Along with a compelling vision, gaining the backing of your staff can hinge on your leadership style. Being a trustworthy leader – a status which is obtained through your daily choices and actions which instil trust – can be make-or-break when presenting your vision to your service management team. Leaders must demonstrate their commitment to the vision, and embody the mission in all that they do. When your sincerity, passion and drive for change shines through, it is only to be expected that employees will follow suit.
Communicating with transparency and clarity
Part and parcel of being a good leader is being able to communicate with openness and honesty. And rarely is this more important than when leading your service management team through a transformation. The role of communication in change efforts should not be overlooked, and what you communicate to your teams is equally as important as its delivery.
When shooting to attain buy-in for an initiative, open dialogue is key. Service management professionals need a clear understanding of the drivers behind the change in order to gain confidence, and to know the broader context of the initiatives too. Strong communication is vital to change success. By communicating with transparency and clarity, leaders align employees with the goals of the change efforts and strengthen their loyalty.
Leaders must also recognise that the introduction of change is a pivotal point, and handle how the change is introduced with thought and care. They must deliver the right information to their teams in a way that is easily understood, where possible in-person, and with an open invitation for concerns or questions to be raised and addressed. Afterall, communication is a two-way street, and an engaged employee is a supportive employee.
Involving and engaging teams
IT Service Management teams are integral to other internal teams and to their customers and clients. They are central to customer experience and satisfaction too. This is why leaders must prioritise leading ITSM staff through change initiatives successfully. Whether it’s developing new systems, switching up operating models, or overhauling the technology used, the more involved ITSM teams are, the more likely they are to contribute to the initiative’s success.
Getting your employees involved is crucial in order to develop change management strategies which work towards your end goal. As well as onboarding, you must keep the momentum of support going throughout the transformation. Value engagement techniques such as frequent communications as a way to leverage opportunities for contribution and build team spirit.
Involve ITSM professionals by giving them ownership of tasks and allowing them to achieve results on their own merit. Foster a culture where your service management team feels empowered to advance the change initiatives within your organisation. By prioritising involvement and engagement, your teams will see you working towards a common goal, and ultimately better your chances of change success.

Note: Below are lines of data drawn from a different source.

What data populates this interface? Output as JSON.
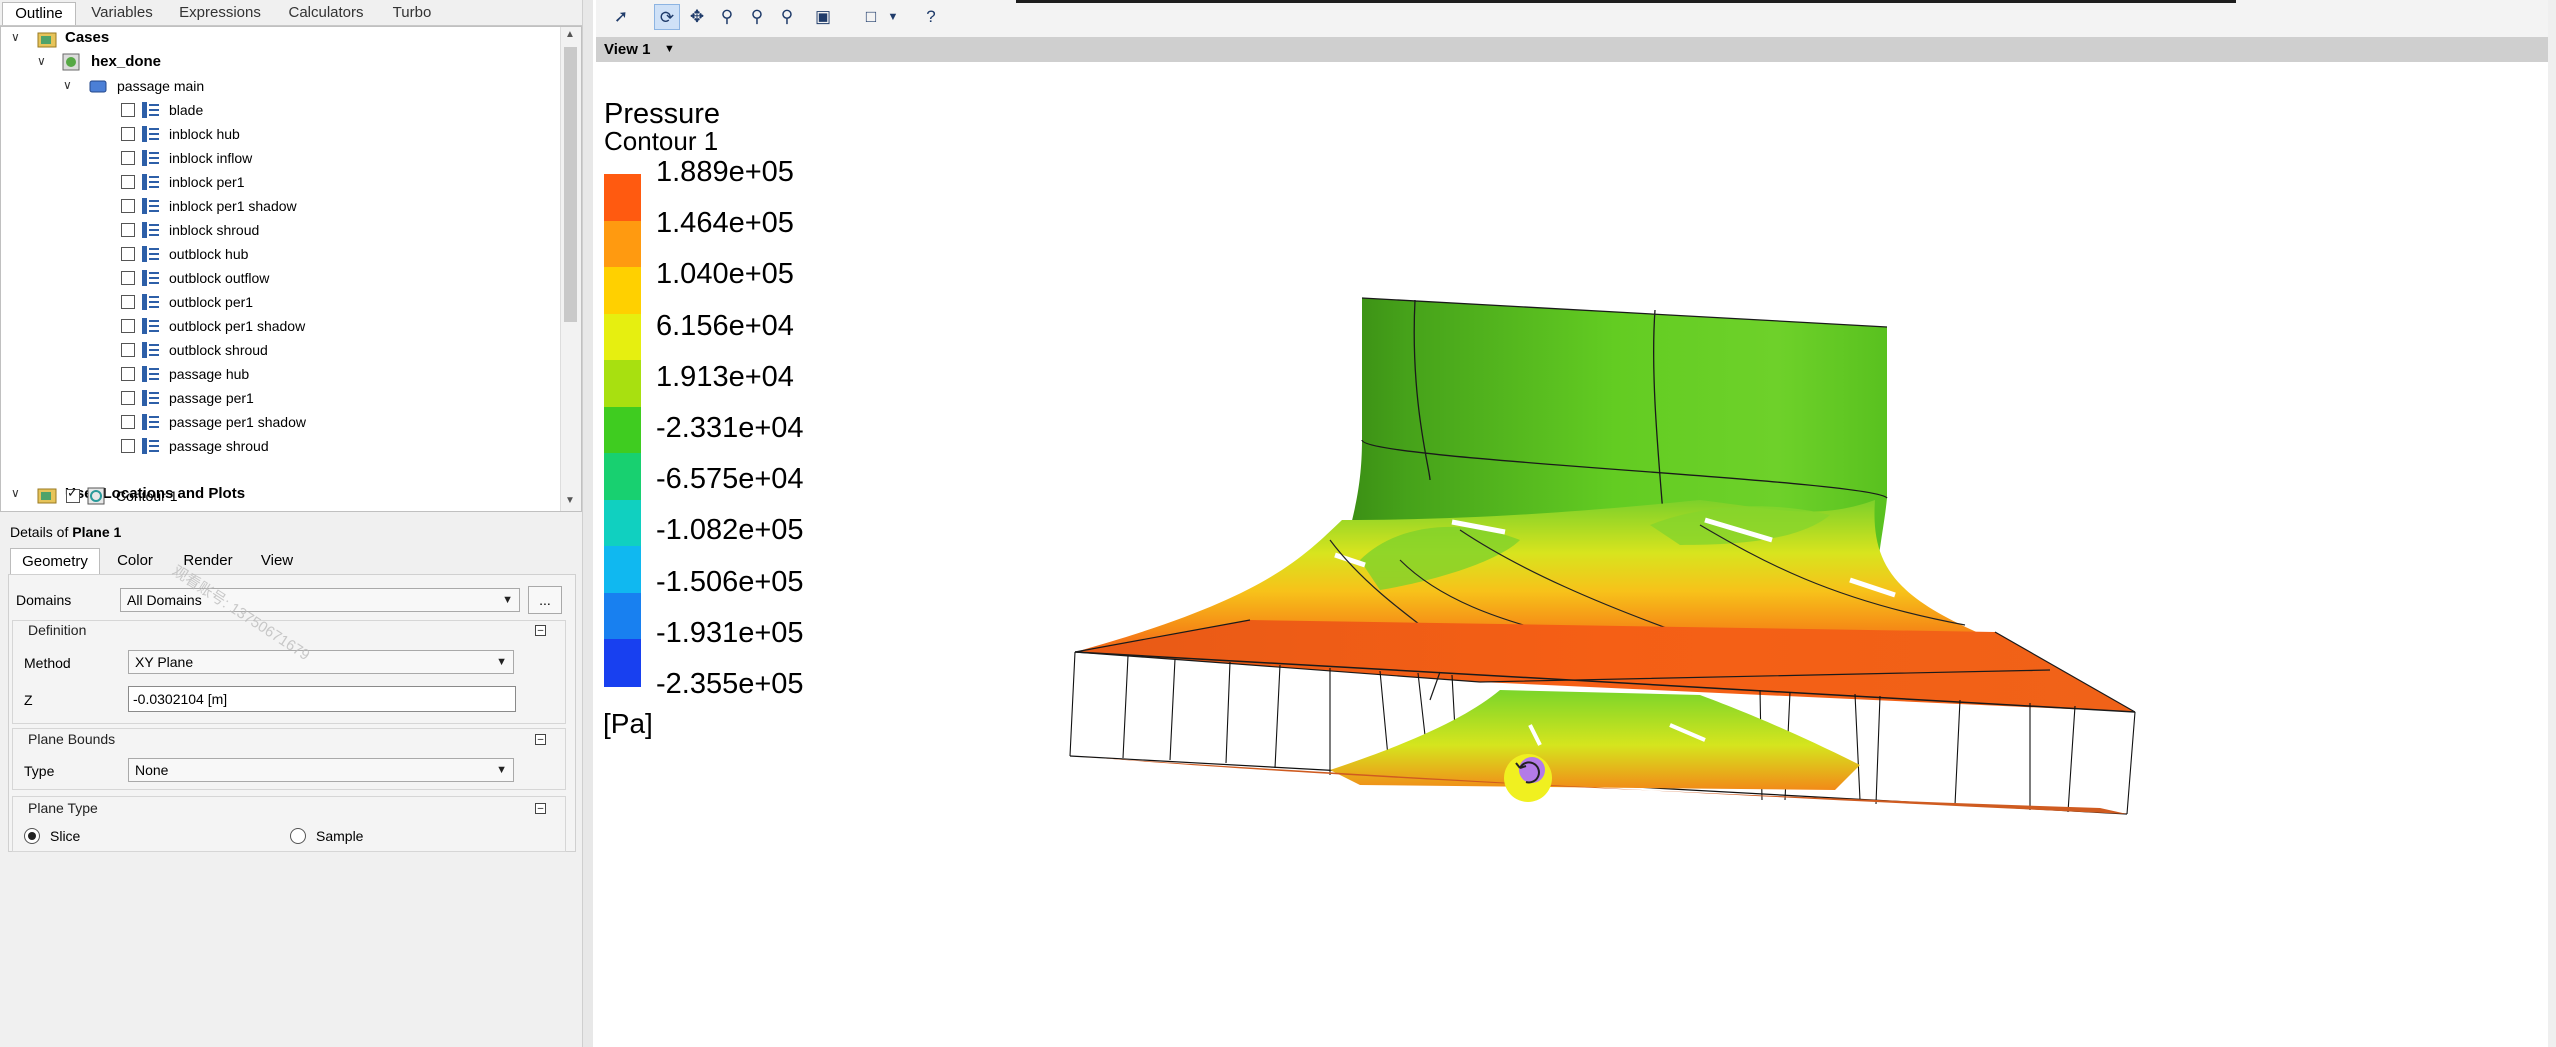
{
  "tabs": [
    "Outline",
    "Variables",
    "Expressions",
    "Calculators",
    "Turbo"
  ],
  "tree": {
    "cases_label": "Cases",
    "case_name": "hex_done",
    "domain_name": "passage main",
    "regions": [
      "blade",
      "inblock hub",
      "inblock inflow",
      "inblock per1",
      "inblock per1 shadow",
      "inblock shroud",
      "outblock hub",
      "outblock outflow",
      "outblock per1",
      "outblock per1 shadow",
      "outblock shroud",
      "passage hub",
      "passage per1",
      "passage per1 shadow",
      "passage shroud"
    ],
    "user_locations_label": "User Locations and Plots",
    "contour_label": "Contour 1"
  },
  "details": {
    "title_prefix": "Details of ",
    "title_object": "Plane 1",
    "tabs": [
      "Geometry",
      "Color",
      "Render",
      "View"
    ],
    "domains_label": "Domains",
    "domains_value": "All Domains",
    "ellipsis": "...",
    "definition_label": "Definition",
    "method_label": "Method",
    "method_value": "XY Plane",
    "z_label": "Z",
    "z_value": "-0.0302104 [m]",
    "plane_bounds_label": "Plane Bounds",
    "type_label": "Type",
    "type_value": "None",
    "plane_type_label": "Plane Type",
    "slice_label": "Slice",
    "sample_label": "Sample",
    "watermark": "观看账号: 13750671679"
  },
  "viewport": {
    "view_label": "View 1",
    "legend_title": "Pressure",
    "legend_subtitle": "Contour 1",
    "legend_ticks": [
      "1.889e+05",
      "1.464e+05",
      "1.040e+05",
      "6.156e+04",
      "1.913e+04",
      "-2.331e+04",
      "-6.575e+04",
      "-1.082e+05",
      "-1.506e+05",
      "-1.931e+05",
      "-2.355e+05"
    ],
    "legend_colors": [
      "#ff5a10",
      "#ff9a10",
      "#ffd000",
      "#e6ef10",
      "#a8e010",
      "#3fcc20",
      "#18d070",
      "#10d0c0",
      "#10b8f0",
      "#1880f0",
      "#1840f0"
    ],
    "legend_unit": "[Pa]"
  },
  "colors": {
    "accent": "#cfe1f7",
    "field_green": "#5cc81e",
    "field_orange": "#f45a14",
    "field_yellow": "#f2d91a"
  }
}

To learn more about leading service management teams through transformation, and change within the ITIL service lifecycle, enrol on one of our accredited ITIL 4 courses.